** Problem requirements **
An exact copy of every entry is required, minus the pictures.
Given data START
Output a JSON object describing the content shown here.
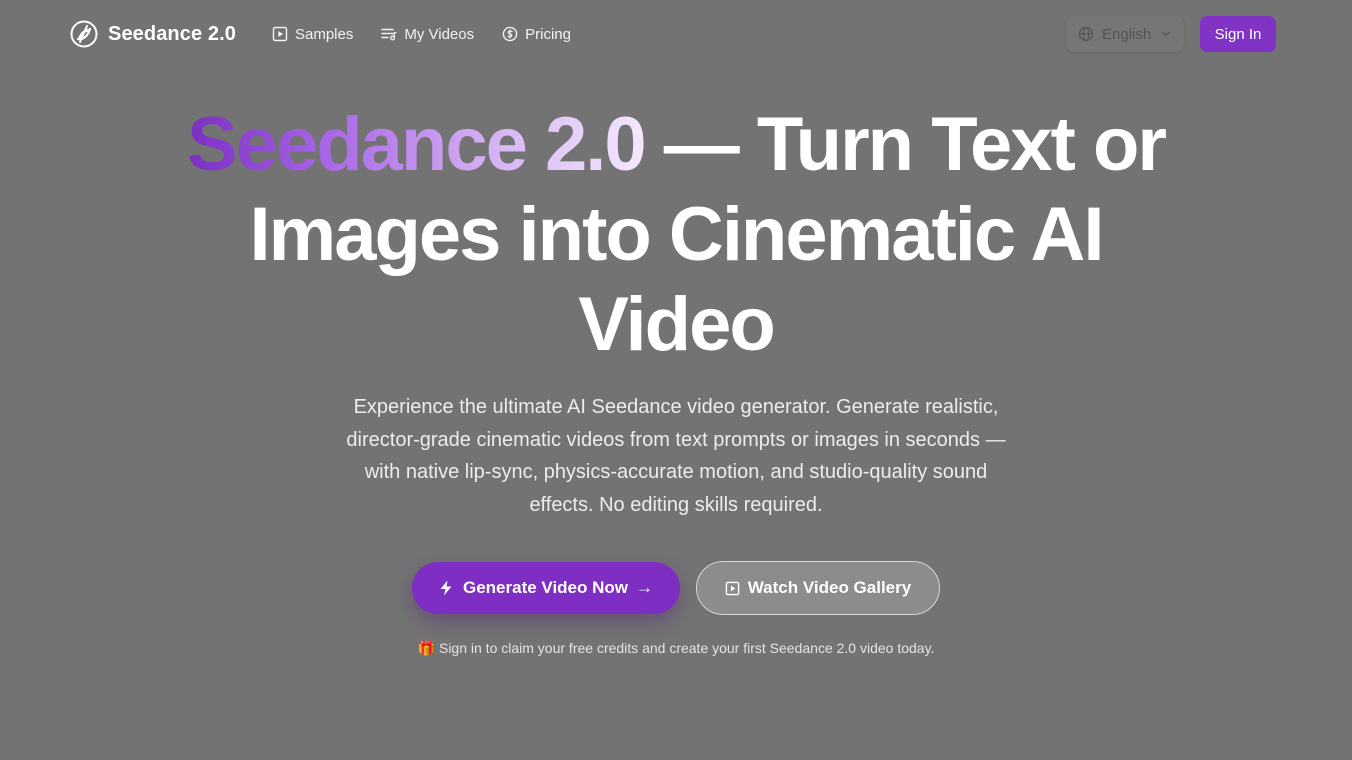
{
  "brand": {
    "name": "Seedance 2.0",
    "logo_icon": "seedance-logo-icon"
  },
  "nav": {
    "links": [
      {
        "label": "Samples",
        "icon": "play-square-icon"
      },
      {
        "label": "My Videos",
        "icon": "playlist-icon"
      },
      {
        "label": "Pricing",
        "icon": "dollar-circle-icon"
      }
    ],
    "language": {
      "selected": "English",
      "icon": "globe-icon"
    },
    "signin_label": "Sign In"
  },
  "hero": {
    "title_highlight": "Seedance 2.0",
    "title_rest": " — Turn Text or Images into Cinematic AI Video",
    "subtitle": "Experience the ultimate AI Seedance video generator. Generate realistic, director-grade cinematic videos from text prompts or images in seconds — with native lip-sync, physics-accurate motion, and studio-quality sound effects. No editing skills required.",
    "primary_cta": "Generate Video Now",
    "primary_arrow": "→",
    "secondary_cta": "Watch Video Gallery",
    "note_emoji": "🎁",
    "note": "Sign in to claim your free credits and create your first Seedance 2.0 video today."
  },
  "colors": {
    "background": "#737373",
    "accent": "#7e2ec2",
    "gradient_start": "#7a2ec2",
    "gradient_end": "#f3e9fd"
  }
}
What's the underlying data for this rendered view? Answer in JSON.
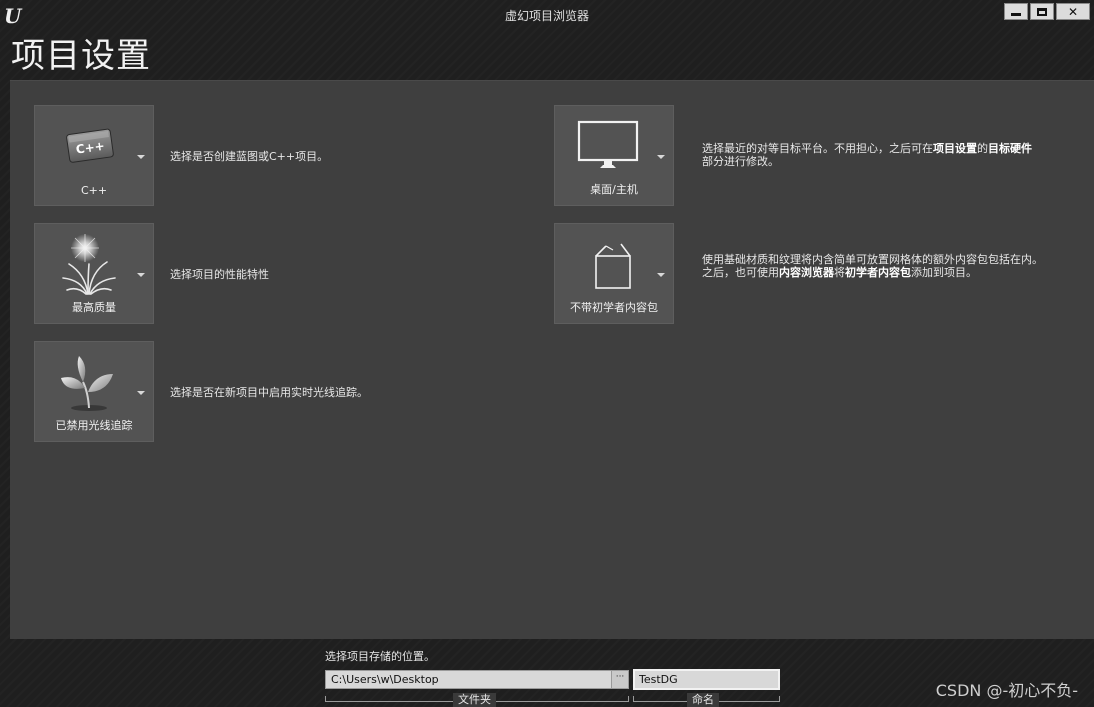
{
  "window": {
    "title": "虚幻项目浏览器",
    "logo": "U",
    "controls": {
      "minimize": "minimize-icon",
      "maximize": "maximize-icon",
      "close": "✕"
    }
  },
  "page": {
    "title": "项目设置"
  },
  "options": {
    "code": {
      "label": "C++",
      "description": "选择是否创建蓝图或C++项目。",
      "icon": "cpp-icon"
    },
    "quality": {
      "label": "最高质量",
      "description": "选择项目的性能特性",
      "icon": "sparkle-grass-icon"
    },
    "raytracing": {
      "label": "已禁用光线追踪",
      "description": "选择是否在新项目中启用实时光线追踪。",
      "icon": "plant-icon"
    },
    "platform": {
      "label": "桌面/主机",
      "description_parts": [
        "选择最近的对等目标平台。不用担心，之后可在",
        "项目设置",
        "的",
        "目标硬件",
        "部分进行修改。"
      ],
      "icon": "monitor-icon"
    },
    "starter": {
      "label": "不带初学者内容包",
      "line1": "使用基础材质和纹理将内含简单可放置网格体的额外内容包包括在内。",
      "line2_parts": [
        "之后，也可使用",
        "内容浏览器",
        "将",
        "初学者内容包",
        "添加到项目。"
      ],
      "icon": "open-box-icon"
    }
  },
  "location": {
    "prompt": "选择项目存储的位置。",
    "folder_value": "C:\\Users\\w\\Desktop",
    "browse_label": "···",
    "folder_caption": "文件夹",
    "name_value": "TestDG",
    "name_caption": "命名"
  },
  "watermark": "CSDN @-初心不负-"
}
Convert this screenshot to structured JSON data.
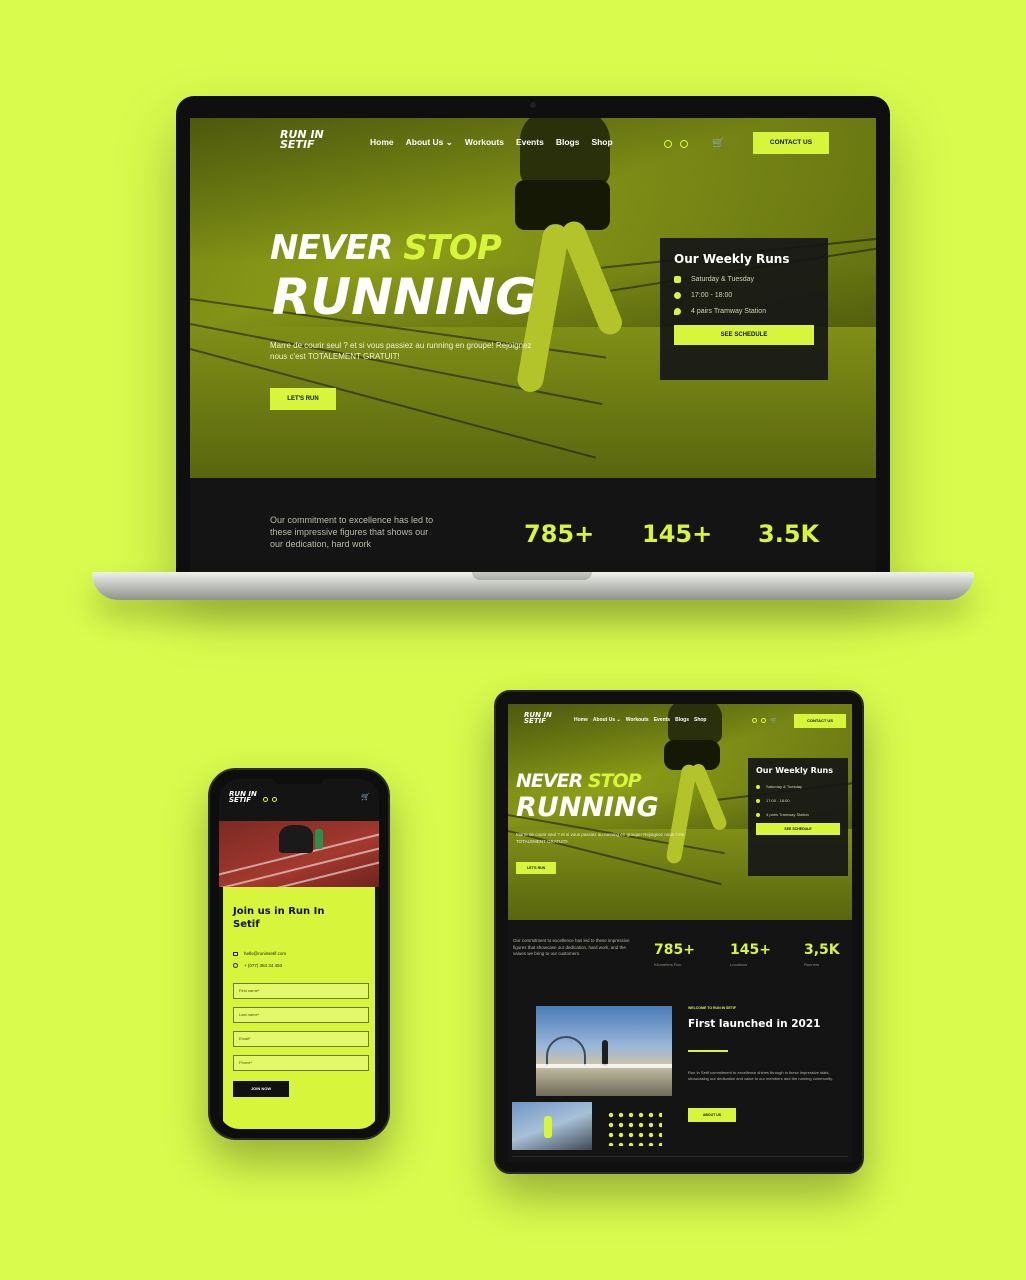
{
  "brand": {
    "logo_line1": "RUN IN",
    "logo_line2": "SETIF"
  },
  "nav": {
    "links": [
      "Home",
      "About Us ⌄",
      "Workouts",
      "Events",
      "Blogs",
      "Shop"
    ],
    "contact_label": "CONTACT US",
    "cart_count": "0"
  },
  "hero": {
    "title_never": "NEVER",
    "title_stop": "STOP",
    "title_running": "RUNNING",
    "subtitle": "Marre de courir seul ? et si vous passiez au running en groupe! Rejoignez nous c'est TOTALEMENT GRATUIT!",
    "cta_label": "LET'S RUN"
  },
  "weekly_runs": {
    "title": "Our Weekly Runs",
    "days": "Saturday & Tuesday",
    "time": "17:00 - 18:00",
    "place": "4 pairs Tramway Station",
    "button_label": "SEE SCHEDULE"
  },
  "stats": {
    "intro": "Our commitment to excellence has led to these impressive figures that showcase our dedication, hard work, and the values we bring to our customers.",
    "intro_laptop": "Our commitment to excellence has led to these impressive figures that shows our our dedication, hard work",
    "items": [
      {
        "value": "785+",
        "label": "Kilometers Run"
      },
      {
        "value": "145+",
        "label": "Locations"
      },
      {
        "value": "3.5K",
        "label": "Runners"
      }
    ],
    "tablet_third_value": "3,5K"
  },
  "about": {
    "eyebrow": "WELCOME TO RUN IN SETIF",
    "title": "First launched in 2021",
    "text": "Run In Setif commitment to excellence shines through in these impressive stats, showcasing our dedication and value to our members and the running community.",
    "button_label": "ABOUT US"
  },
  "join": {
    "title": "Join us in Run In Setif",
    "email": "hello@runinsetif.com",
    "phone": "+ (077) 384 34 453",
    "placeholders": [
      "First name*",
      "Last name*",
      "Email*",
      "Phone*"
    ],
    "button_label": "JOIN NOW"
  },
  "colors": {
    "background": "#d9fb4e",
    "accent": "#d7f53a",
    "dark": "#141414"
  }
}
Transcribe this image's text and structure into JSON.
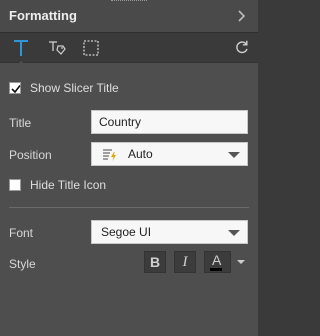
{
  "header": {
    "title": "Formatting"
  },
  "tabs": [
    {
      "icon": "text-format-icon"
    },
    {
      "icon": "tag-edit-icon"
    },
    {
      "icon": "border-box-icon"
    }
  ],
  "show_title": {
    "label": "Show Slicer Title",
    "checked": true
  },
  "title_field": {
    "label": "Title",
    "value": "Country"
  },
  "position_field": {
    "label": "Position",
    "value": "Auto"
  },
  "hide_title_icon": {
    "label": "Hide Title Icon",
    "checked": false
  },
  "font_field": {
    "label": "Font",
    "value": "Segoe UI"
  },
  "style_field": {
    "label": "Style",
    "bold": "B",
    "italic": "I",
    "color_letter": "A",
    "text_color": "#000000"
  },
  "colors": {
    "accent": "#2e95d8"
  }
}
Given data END
** Exercise output **
Output a JSON object describing the content shown here.
{
  "brand": {
    "name": "Seedance 2.0",
    "logo_icon": "seedance-logo-icon"
  },
  "nav": {
    "links": [
      {
        "label": "Samples",
        "icon": "play-square-icon"
      },
      {
        "label": "My Videos",
        "icon": "playlist-icon"
      },
      {
        "label": "Pricing",
        "icon": "dollar-circle-icon"
      }
    ],
    "language": {
      "selected": "English",
      "icon": "globe-icon"
    },
    "signin_label": "Sign In"
  },
  "hero": {
    "title_highlight": "Seedance 2.0",
    "title_rest": " — Turn Text or Images into Cinematic AI Video",
    "subtitle": "Experience the ultimate AI Seedance video generator. Generate realistic, director-grade cinematic videos from text prompts or images in seconds — with native lip-sync, physics-accurate motion, and studio-quality sound effects. No editing skills required.",
    "primary_cta": "Generate Video Now",
    "primary_arrow": "→",
    "secondary_cta": "Watch Video Gallery",
    "note_emoji": "🎁",
    "note": "Sign in to claim your free credits and create your first Seedance 2.0 video today."
  },
  "colors": {
    "background": "#737373",
    "accent": "#7e2ec2",
    "gradient_start": "#7a2ec2",
    "gradient_end": "#f3e9fd"
  }
}
What's the underlying data for this rendered view? Answer in JSON.
{
  "window": {
    "title": "虚幻项目浏览器",
    "logo": "U",
    "controls": {
      "minimize": "minimize-icon",
      "maximize": "maximize-icon",
      "close": "✕"
    }
  },
  "page": {
    "title": "项目设置"
  },
  "options": {
    "code": {
      "label": "C++",
      "description": "选择是否创建蓝图或C++项目。",
      "icon": "cpp-icon"
    },
    "quality": {
      "label": "最高质量",
      "description": "选择项目的性能特性",
      "icon": "sparkle-grass-icon"
    },
    "raytracing": {
      "label": "已禁用光线追踪",
      "description": "选择是否在新项目中启用实时光线追踪。",
      "icon": "plant-icon"
    },
    "platform": {
      "label": "桌面/主机",
      "description_parts": [
        "选择最近的对等目标平台。不用担心，之后可在",
        "项目设置",
        "的",
        "目标硬件",
        "部分进行修改。"
      ],
      "icon": "monitor-icon"
    },
    "starter": {
      "label": "不带初学者内容包",
      "line1": "使用基础材质和纹理将内含简单可放置网格体的额外内容包包括在内。",
      "line2_parts": [
        "之后，也可使用",
        "内容浏览器",
        "将",
        "初学者内容包",
        "添加到项目。"
      ],
      "icon": "open-box-icon"
    }
  },
  "location": {
    "prompt": "选择项目存储的位置。",
    "folder_value": "C:\\Users\\w\\Desktop",
    "browse_label": "···",
    "folder_caption": "文件夹",
    "name_value": "TestDG",
    "name_caption": "命名"
  },
  "watermark": "CSDN @-初心不负-"
}
Convert this screenshot to structured JSON data.
{
  "brand": {
    "logo_line1": "RUN IN",
    "logo_line2": "SETIF"
  },
  "nav": {
    "links": [
      "Home",
      "About Us ⌄",
      "Workouts",
      "Events",
      "Blogs",
      "Shop"
    ],
    "contact_label": "CONTACT US",
    "cart_count": "0"
  },
  "hero": {
    "title_never": "NEVER",
    "title_stop": "STOP",
    "title_running": "RUNNING",
    "subtitle": "Marre de courir seul ? et si vous passiez au running en groupe! Rejoignez nous c'est TOTALEMENT GRATUIT!",
    "cta_label": "LET'S RUN"
  },
  "weekly_runs": {
    "title": "Our Weekly Runs",
    "days": "Saturday & Tuesday",
    "time": "17:00 - 18:00",
    "place": "4 pairs Tramway Station",
    "button_label": "SEE SCHEDULE"
  },
  "stats": {
    "intro": "Our commitment to excellence has led to these impressive figures that showcase our dedication, hard work, and the values we bring to our customers.",
    "intro_laptop": "Our commitment to excellence has led to these impressive figures that shows our our dedication, hard work",
    "items": [
      {
        "value": "785+",
        "label": "Kilometers Run"
      },
      {
        "value": "145+",
        "label": "Locations"
      },
      {
        "value": "3.5K",
        "label": "Runners"
      }
    ],
    "tablet_third_value": "3,5K"
  },
  "about": {
    "eyebrow": "WELCOME TO RUN IN SETIF",
    "title": "First launched in 2021",
    "text": "Run In Setif commitment to excellence shines through in these impressive stats, showcasing our dedication and value to our members and the running community.",
    "button_label": "ABOUT US"
  },
  "join": {
    "title": "Join us in Run In Setif",
    "email": "hello@runinsetif.com",
    "phone": "+ (077) 384 34 453",
    "placeholders": [
      "First name*",
      "Last name*",
      "Email*",
      "Phone*"
    ],
    "button_label": "JOIN NOW"
  },
  "colors": {
    "background": "#d9fb4e",
    "accent": "#d7f53a",
    "dark": "#141414"
  }
}
Transcribe this image's text and structure into JSON.
{
  "header": {
    "title": "Formatting"
  },
  "tabs": [
    {
      "icon": "text-format-icon"
    },
    {
      "icon": "tag-edit-icon"
    },
    {
      "icon": "border-box-icon"
    }
  ],
  "show_title": {
    "label": "Show Slicer Title",
    "checked": true
  },
  "title_field": {
    "label": "Title",
    "value": "Country"
  },
  "position_field": {
    "label": "Position",
    "value": "Auto"
  },
  "hide_title_icon": {
    "label": "Hide Title Icon",
    "checked": false
  },
  "font_field": {
    "label": "Font",
    "value": "Segoe UI"
  },
  "style_field": {
    "label": "Style",
    "bold": "B",
    "italic": "I",
    "color_letter": "A",
    "text_color": "#000000"
  },
  "colors": {
    "accent": "#2e95d8"
  }
}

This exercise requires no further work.